The second recipe on my "must-find" list is for a chocolate cake that doesn't involve the use of coffee, shortening, or margarine. And I don't want to take all day making it. None of the fifteen chocolate cake recipes in my great-grandmother's cookbook are more than a paragraph long and none of them require more than eleven ingredients. Most of the recipes call for a maximum of seven or eight ingredients. This seemed like a good thing until I remembered a lecture by Anne Willan in which she discussed the fact that cookbooks used to be made for professionals, or at the very least for people who knew how to cook. The authors of early cookbooks made a lot of assumptions about the basic knowledge of the reader to understand how to make bread or pastry or whatever food was being discussed. I fear that my culinary skills may not be up to the task. But I hope that will be part of the fun. I will learn what I don't know, even if I have to eat my way through a lot of bad cakes.
To be honest, I'm not a very good baker. I don't have much patience for reading recipes and I don't like being exact in my measurements. Neither of these are desirable qualities in a baker. That's not to say I can't follow a recipe when I need to. Over the years, I've learned that one NEEDS to follow the recipe when baking. It's just that I don't like doing it. So here goes... I'll start with a book that has very few instructions and see how far I get. If nothing else, it will surely give me a new respect for the culinary skills of my ancestors.

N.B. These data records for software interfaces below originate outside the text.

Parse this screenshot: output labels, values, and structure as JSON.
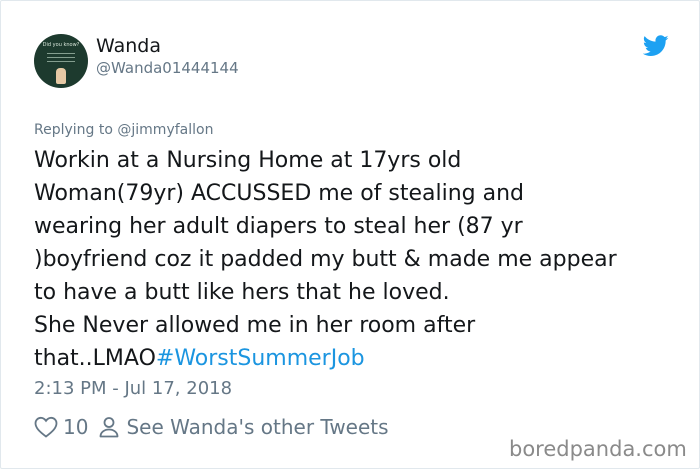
{
  "tweet": {
    "author_name": "Wanda",
    "author_handle": "@Wanda01444144",
    "avatar_text": "Did you know?",
    "replying_prefix": "Replying to",
    "replying_to": "@jimmyfallon",
    "body_lines": [
      "Workin at a Nursing Home at 17yrs old",
      "Woman(79yr) ACCUSSED me of stealing and",
      "wearing her adult diapers to steal her (87 yr",
      ")boyfriend coz it padded my butt & made me appear",
      "to have a butt like hers that he loved.",
      "She Never allowed me in her room after",
      "that..LMAO"
    ],
    "hashtag": "#WorstSummerJob",
    "timestamp": "2:13 PM - Jul 17, 2018",
    "like_count": "10",
    "other_tweets_label": "See Wanda's other Tweets"
  },
  "watermark": "boredpanda.com",
  "icons": {
    "brand": "twitter-bird-icon",
    "like": "heart-icon",
    "profile": "person-icon"
  },
  "colors": {
    "twitter_blue": "#1da1f2",
    "hashtag": "#1b95e0",
    "secondary_text": "#657786",
    "primary_text": "#14171a"
  }
}
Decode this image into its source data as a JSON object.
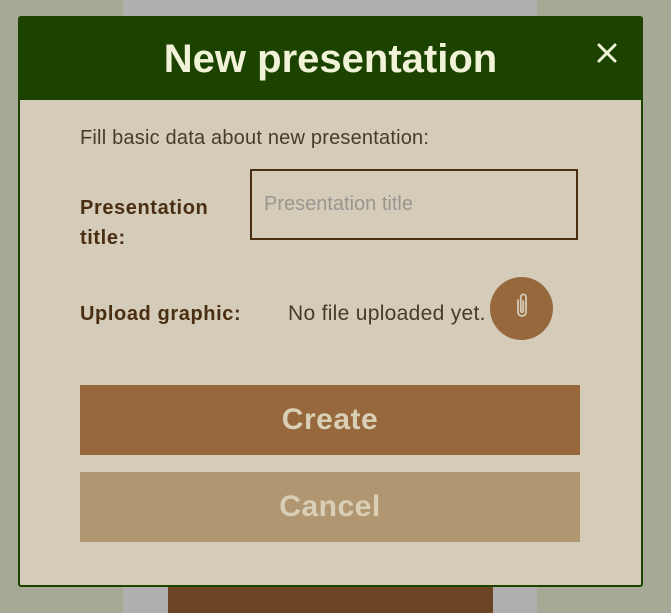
{
  "modal": {
    "title": "New presentation",
    "intro": "Fill basic data about new presentation:",
    "close_icon": "close-icon",
    "colors": {
      "header": "#1c4200",
      "body": "#d4ccb9",
      "primary": "#96683c",
      "secondary": "#b19672",
      "header_text": "#f1f3d8"
    }
  },
  "form": {
    "title_label": "Presentation title:",
    "title_placeholder": "Presentation title",
    "title_value": "",
    "upload_label": "Upload graphic:",
    "upload_status": "No file uploaded yet.",
    "attach_icon": "paperclip-icon"
  },
  "actions": {
    "create_label": "Create",
    "cancel_label": "Cancel"
  }
}
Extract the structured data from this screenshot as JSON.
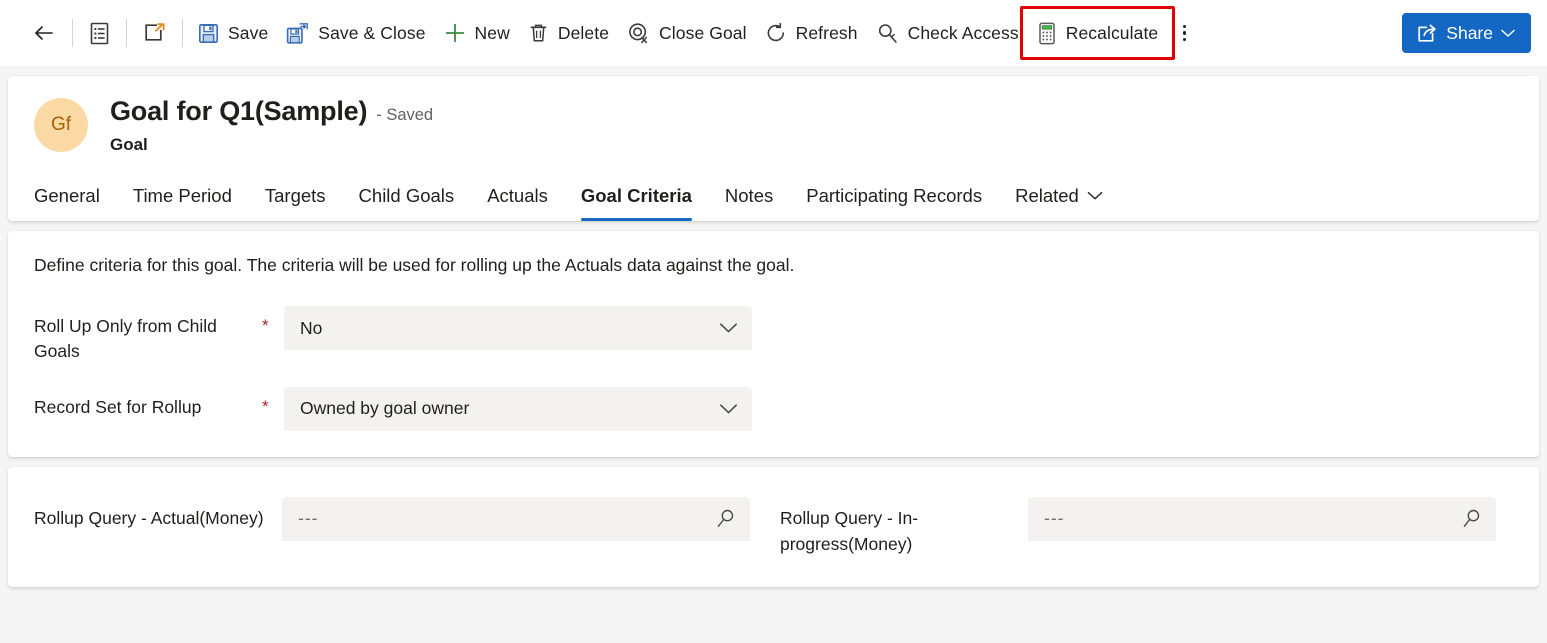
{
  "commandbar": {
    "items": [
      {
        "name": "back",
        "icon": "back-arrow-icon",
        "label": ""
      },
      {
        "name": "form-selector",
        "icon": "form-icon",
        "label": ""
      },
      {
        "name": "popout",
        "icon": "pop-out-icon",
        "label": ""
      },
      {
        "name": "save",
        "icon": "save-icon",
        "label": "Save"
      },
      {
        "name": "save-and-close",
        "icon": "save-and-close-icon",
        "label": "Save & Close"
      },
      {
        "name": "new",
        "icon": "plus-icon",
        "label": "New"
      },
      {
        "name": "delete",
        "icon": "trash-icon",
        "label": "Delete"
      },
      {
        "name": "close-goal",
        "icon": "close-goal-icon",
        "label": "Close Goal"
      },
      {
        "name": "refresh",
        "icon": "refresh-icon",
        "label": "Refresh"
      },
      {
        "name": "check-access",
        "icon": "key-icon",
        "label": "Check Access"
      },
      {
        "name": "recalculate",
        "icon": "calculator-icon",
        "label": "Recalculate"
      }
    ],
    "overflow_label": "More commands",
    "share_label": "Share",
    "highlight_color": "#e00000",
    "share_color": "#1567c4"
  },
  "record": {
    "avatar_initials": "Gf",
    "avatar_bg": "#fbd9a5",
    "avatar_fg": "#a4620b",
    "title": "Goal for Q1(Sample)",
    "status": "- Saved",
    "entity": "Goal"
  },
  "tabs": {
    "items": [
      {
        "label": "General",
        "active": false
      },
      {
        "label": "Time Period",
        "active": false
      },
      {
        "label": "Targets",
        "active": false
      },
      {
        "label": "Child Goals",
        "active": false
      },
      {
        "label": "Actuals",
        "active": false
      },
      {
        "label": "Goal Criteria",
        "active": true
      },
      {
        "label": "Notes",
        "active": false
      },
      {
        "label": "Participating Records",
        "active": false
      }
    ],
    "related_label": "Related",
    "active_underline_color": "#1567c4"
  },
  "criteria": {
    "description": "Define criteria for this goal. The criteria will be used for rolling up the Actuals data against the goal.",
    "fields": [
      {
        "label": "Roll Up Only from Child Goals",
        "required": "*",
        "value": "No",
        "type": "select"
      },
      {
        "label": "Record Set for Rollup",
        "required": "*",
        "value": "Owned by goal owner",
        "type": "select"
      }
    ]
  },
  "rollup": {
    "fields": [
      {
        "label": "Rollup Query - Actual(Money)",
        "value": "---",
        "type": "lookup"
      },
      {
        "label": "Rollup Query - In-progress(Money)",
        "value": "---",
        "type": "lookup"
      }
    ]
  }
}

I'm especially excited to be working with the cookbook that belonged to my Great-Grandmother Alice Turner. I never knew "Mom", as everyone called her, but my Grandma Willie told me a great story about her that I think of whenever I am asked to do something I don't want to do. Grandma Willie told me that when "Mom" was in the nursing home at the end of her life, the nurses would come around with craft supplies to try to get all the old ladies involved in some kind of project. "Mom" always politely told them that she was not interested. Eventually, "Mom" had had enough of their attempts to engage her in busywork. One fateful day, a well-meaning, but overbearing nurse tried to give "Mom" a ball of yarn and asked her if she could knit or crochet, while offering her the choice between a set of knitting needles and a crochet hook. "Mom" sweetly replied, "I CAN knit and I CAN crochet, but I CHOOSE to do neither." Exit nurse.
I hope this project will help me follow in the footsteps of my great-grandmother, both in terms of learning valuable cooking techniques, but also in reminding me to be a person who chooses carefully what she WILL do at any given moment. And to make that moment count.